Caucus Co-chair Rep. Josh Gottheimer (D-N.J.) pledged that the group will "continue working around the clock as we had been to get a bipartisan deal done on this infrastructure package."
Other participants at the meeting included Sens. Susan Collins (R-Maine), Bill Cassidy (R-La.), John Cornyn (R-Texas) and Manchin.
"I think the White House is receptive. … They have an appetite to want to do something bipartisan," Manchin said. "This is doable. The other things that are conceptional we can work on, piece by piece, committee by committee."
‘Gave them a list’
Leaders of the New Democrat Coalition, a group of more than 100 House lawmakers who favor centrist legislation and ideas, met at the White House last week with chief of staff Ron Klain and other senior aides and offered up some of their own ideas on infrastructure.

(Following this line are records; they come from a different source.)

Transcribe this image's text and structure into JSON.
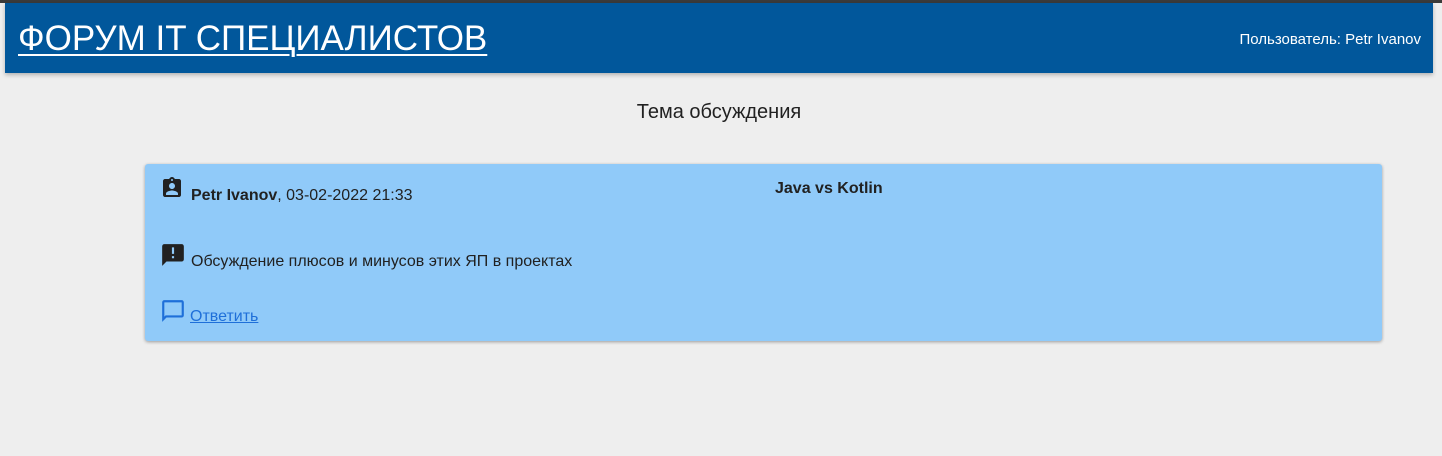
{
  "header": {
    "site_title": "ФОРУМ IT СПЕЦИАЛИСТОВ",
    "user_info": "Пользователь: Petr Ivanov"
  },
  "page": {
    "heading": "Тема обсуждения"
  },
  "topic": {
    "author": "Petr Ivanov",
    "date_suffix": ", 03-02-2022 21:33",
    "title": "Java vs Kotlin",
    "description": "Обсуждение плюсов и минусов этих ЯП в проектах",
    "reply_label": "Ответить"
  },
  "icons": {
    "author": "assignment-ind-icon",
    "description": "announcement-icon",
    "reply": "chat-bubble-outline-icon"
  },
  "colors": {
    "header_bg": "#01579b",
    "page_bg": "#eeeeee",
    "card_bg": "#90caf9",
    "link": "#1e6fd9"
  }
}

"I gave them a list of a number of things that they may not have heard of from other parts of the caucus," said Rep. Scott Peters (D-Calif.), an NDC leader and member of the Energy and Commerce Committee.
Peters said those ideas included a carbon tax to help address climate change as well as investments in carbon capture and storage technologies. He said Klain and others welcomed the input, although they did not specifically endorse the ideas.
Rep. Ann Kuster (D-N.H.), an E&C member and New Democrat leader who attended the meeting, called the sessions "very productive" and that the coalition stressed it has members on all the key infrastructure committees.
"It was an opening of the channels of communication so we can begin working with them behind the scenes on legislation than on messaging to the American people," she added.